Bringing Helms to trial, he said, "would involve tremendous costs to the United States and might jeopardize national secrets." Helms, moreover, had "performed outstanding services to the United States Government" during "a most distinguished career."
On his lawyer's advice, Helms made a personal plea to Judge Parker. During his Senate testimony, he said, "I found myself in a position of conflict. I had sworn my oath to preserve certain secrets . I didn't want to lie. I didn't want to mislead the committee. I was simply trying to find my way through a very difficult situation in which I found myself." Helms said he nonetheless agreed with the charges against him, although he understood "there is to be no jail sentence and I will be able to continue to get my pension from the U.S. Government."
Parker thereupon jolted Helms, Wil-iams and Civiletti by declining to wrap up the deal right then and there. When Williams demurred, Parker asked: "You had hoped that I would sentence him today?" Replied Williams: "Both the Government and I had hoped that you would do that." The judge was not to be hurried. "Well, Mr. Williams, I am like a ship without a rudder. I am a fish out of the sea. I do not have any report or anything to aid me in sentencing."

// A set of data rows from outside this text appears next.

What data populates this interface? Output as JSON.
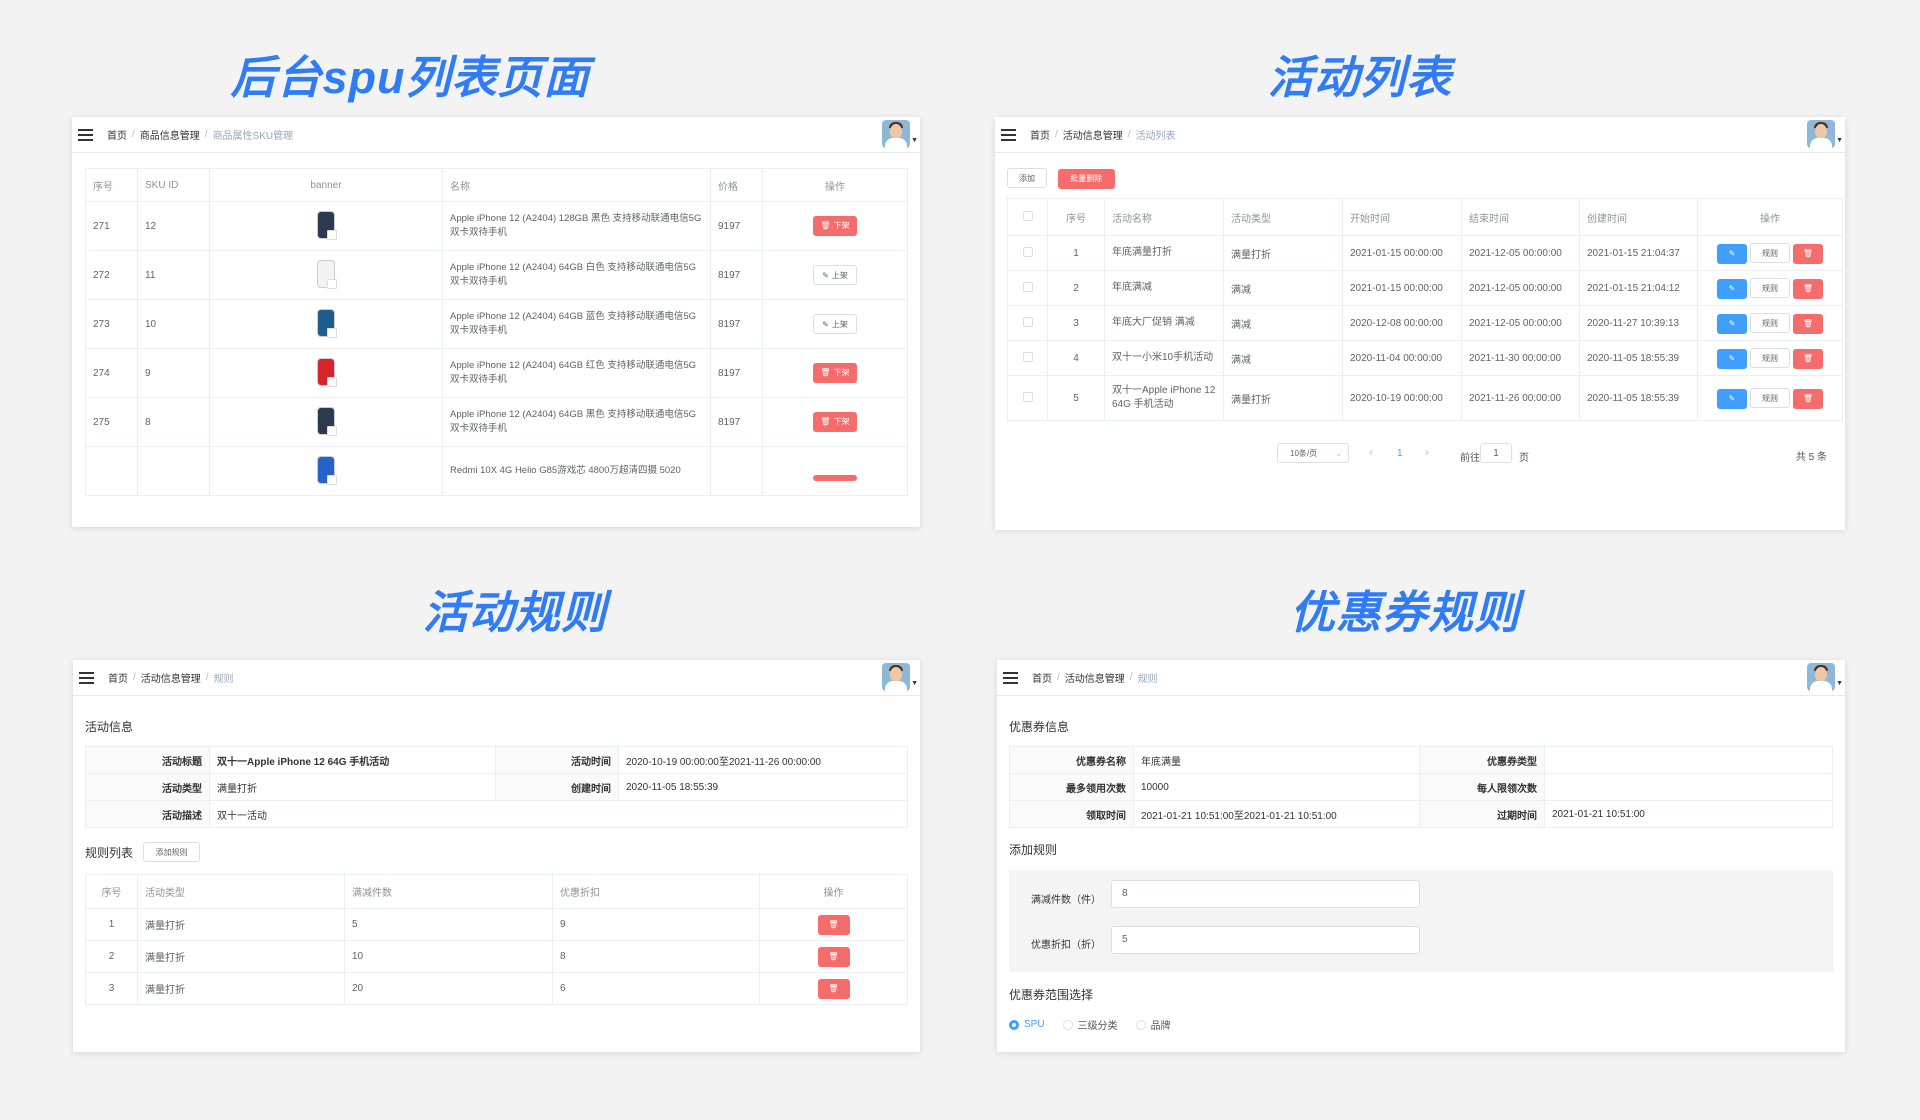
{
  "titles": {
    "spu": "后台spu列表页面",
    "activity_list": "活动列表",
    "activity_rule": "活动规则",
    "coupon_rule": "优惠券规则"
  },
  "colors": {
    "title": "#2f7cf6",
    "danger": "#f56c6c",
    "primary": "#409eff"
  },
  "panel1": {
    "breadcrumb": [
      "首页",
      "商品信息管理",
      "商品属性SKU管理"
    ],
    "headers": [
      "序号",
      "SKU ID",
      "banner",
      "名称",
      "价格",
      "操作"
    ],
    "rows": [
      {
        "no": "271",
        "sku": "12",
        "phone_color": "#2b3a4f",
        "name": "Apple iPhone 12 (A2404) 128GB 黑色 支持移动联通电信5G 双卡双待手机",
        "price": "9197",
        "action": "下架",
        "action_icon": "trash-icon",
        "action_type": "danger"
      },
      {
        "no": "272",
        "sku": "11",
        "phone_color": "#f3f3f3",
        "name": "Apple iPhone 12 (A2404) 64GB 白色 支持移动联通电信5G 双卡双待手机",
        "price": "8197",
        "action": "上架",
        "action_icon": "edit-icon",
        "action_type": "plain"
      },
      {
        "no": "273",
        "sku": "10",
        "phone_color": "#1f5d8c",
        "name": "Apple iPhone 12 (A2404) 64GB 蓝色 支持移动联通电信5G 双卡双待手机",
        "price": "8197",
        "action": "上架",
        "action_icon": "edit-icon",
        "action_type": "plain"
      },
      {
        "no": "274",
        "sku": "9",
        "phone_color": "#d8232a",
        "name": "Apple iPhone 12 (A2404) 64GB 红色 支持移动联通电信5G 双卡双待手机",
        "price": "8197",
        "action": "下架",
        "action_icon": "trash-icon",
        "action_type": "danger"
      },
      {
        "no": "275",
        "sku": "8",
        "phone_color": "#2b3a4f",
        "name": "Apple iPhone 12 (A2404) 64GB 黑色 支持移动联通电信5G 双卡双待手机",
        "price": "8197",
        "action": "下架",
        "action_icon": "trash-icon",
        "action_type": "danger"
      },
      {
        "no": "",
        "sku": "",
        "phone_color": "#2563c9",
        "name": "Redmi 10X 4G Helio G85游戏芯 4800万超清四摄 5020",
        "price": "",
        "action": "",
        "action_icon": "",
        "action_type": "danger"
      }
    ]
  },
  "panel2": {
    "breadcrumb": [
      "首页",
      "活动信息管理",
      "活动列表"
    ],
    "add_label": "添加",
    "batch_delete_label": "批量删除",
    "headers": [
      "序号",
      "活动名称",
      "活动类型",
      "开始时间",
      "结束时间",
      "创建时间",
      "操作"
    ],
    "rows": [
      {
        "no": "1",
        "name": "年底满量打折",
        "type": "满量打折",
        "start": "2021-01-15 00:00:00",
        "end": "2021-12-05 00:00:00",
        "created": "2021-01-15 21:04:37"
      },
      {
        "no": "2",
        "name": "年底满减",
        "type": "满减",
        "start": "2021-01-15 00:00:00",
        "end": "2021-12-05 00:00:00",
        "created": "2021-01-15 21:04:12"
      },
      {
        "no": "3",
        "name": "年底大厂促销 满减",
        "type": "满减",
        "start": "2020-12-08 00:00:00",
        "end": "2021-12-05 00:00:00",
        "created": "2020-11-27 10:39:13"
      },
      {
        "no": "4",
        "name": "双十一小米10手机活动",
        "type": "满减",
        "start": "2020-11-04 00:00:00",
        "end": "2021-11-30 00:00:00",
        "created": "2020-11-05 18:55:39"
      },
      {
        "no": "5",
        "name": "双十一Apple iPhone 12 64G 手机活动",
        "type": "满量打折",
        "start": "2020-10-19 00:00:00",
        "end": "2021-11-26 00:00:00",
        "created": "2020-11-05 18:55:39"
      }
    ],
    "rule_label": "规则",
    "pagination": {
      "page_size": "10条/页",
      "current_page": "1",
      "goto_label": "前往",
      "goto_value": "1",
      "page_unit": "页",
      "total": "共 5 条"
    }
  },
  "panel3": {
    "breadcrumb": [
      "首页",
      "活动信息管理",
      "规则"
    ],
    "info_heading": "活动信息",
    "info": {
      "title_label": "活动标题",
      "title_value": "双十一Apple iPhone 12 64G 手机活动",
      "time_label": "活动时间",
      "time_value": "2020-10-19 00:00:00至2021-11-26 00:00:00",
      "type_label": "活动类型",
      "type_value": "满量打折",
      "created_label": "创建时间",
      "created_value": "2020-11-05 18:55:39",
      "desc_label": "活动描述",
      "desc_value": "双十一活动"
    },
    "rules_heading": "规则列表",
    "add_rule_label": "添加规则",
    "headers": [
      "序号",
      "活动类型",
      "满减件数",
      "优惠折扣",
      "操作"
    ],
    "rows": [
      {
        "no": "1",
        "type": "满量打折",
        "count": "5",
        "discount": "9"
      },
      {
        "no": "2",
        "type": "满量打折",
        "count": "10",
        "discount": "8"
      },
      {
        "no": "3",
        "type": "满量打折",
        "count": "20",
        "discount": "6"
      }
    ]
  },
  "panel4": {
    "breadcrumb": [
      "首页",
      "活动信息管理",
      "规则"
    ],
    "info_heading": "优惠券信息",
    "info": {
      "name_label": "优惠券名称",
      "name_value": "年底满量",
      "type_label": "优惠券类型",
      "type_value": "",
      "max_label": "最多领用次数",
      "max_value": "10000",
      "limit_label": "每人限领次数",
      "limit_value": "",
      "get_time_label": "领取时间",
      "get_time_value": "2021-01-21 10:51:00至2021-01-21 10:51:00",
      "expire_label": "过期时间",
      "expire_value": "2021-01-21 10:51:00"
    },
    "add_rule_heading": "添加规则",
    "form": {
      "count_label": "满减件数（件）",
      "count_value": "8",
      "discount_label": "优惠折扣（折）",
      "discount_value": "5"
    },
    "range_heading": "优惠券范围选择",
    "range_options": [
      "SPU",
      "三级分类",
      "品牌"
    ]
  }
}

Four days later, Parker's courtroom was jammed with reporters and spectators as he made his decision. The judge came on like a tiger, scolding Helms. "You now stand before this court v in disgrace and shame ... There are those employed in the intelligence-security community who feel that they have a license to operate freely outside the dictates of the law No one, whatever his position, is above the law." Then Parker turned pussycat. He meekly accepted the prearranged deal, fining Helms $2,000 and suspending a two-year sentence. Outside the court, Helms declared: "I don't feel disgraced at all." Added Williams: "He is going to wear this conviction like a badge of honor. He'll wear it like a banner."
The plea bargain came under immediate attack. Said Democratic Senator

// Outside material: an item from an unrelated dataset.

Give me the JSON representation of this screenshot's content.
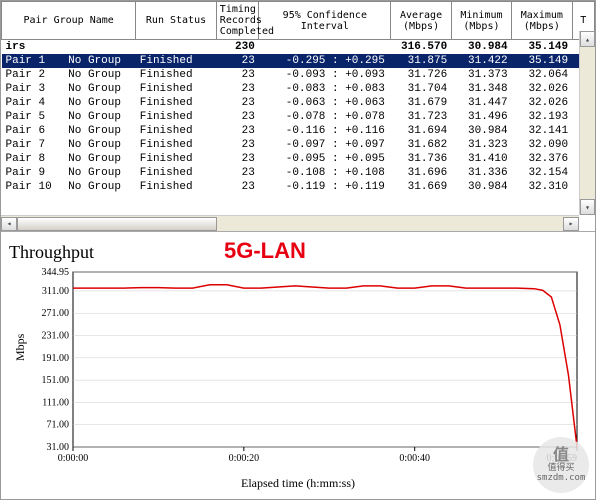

Frank Church, chairman of a Senate committee that had probed CIA activities in Chile: "I thought there was to be an end to the double standard of justice for the big shots. Apparently, Helms was just too hot to handle." Republican Senator Howard Baker, a member of the Church committee, was more sympathetic. The case, said Baker, was "handled about as well as it could have been under the circumstances."
Helms' sympathizers argued that the ex-director was the victim of a change in the rules in the middle of the game.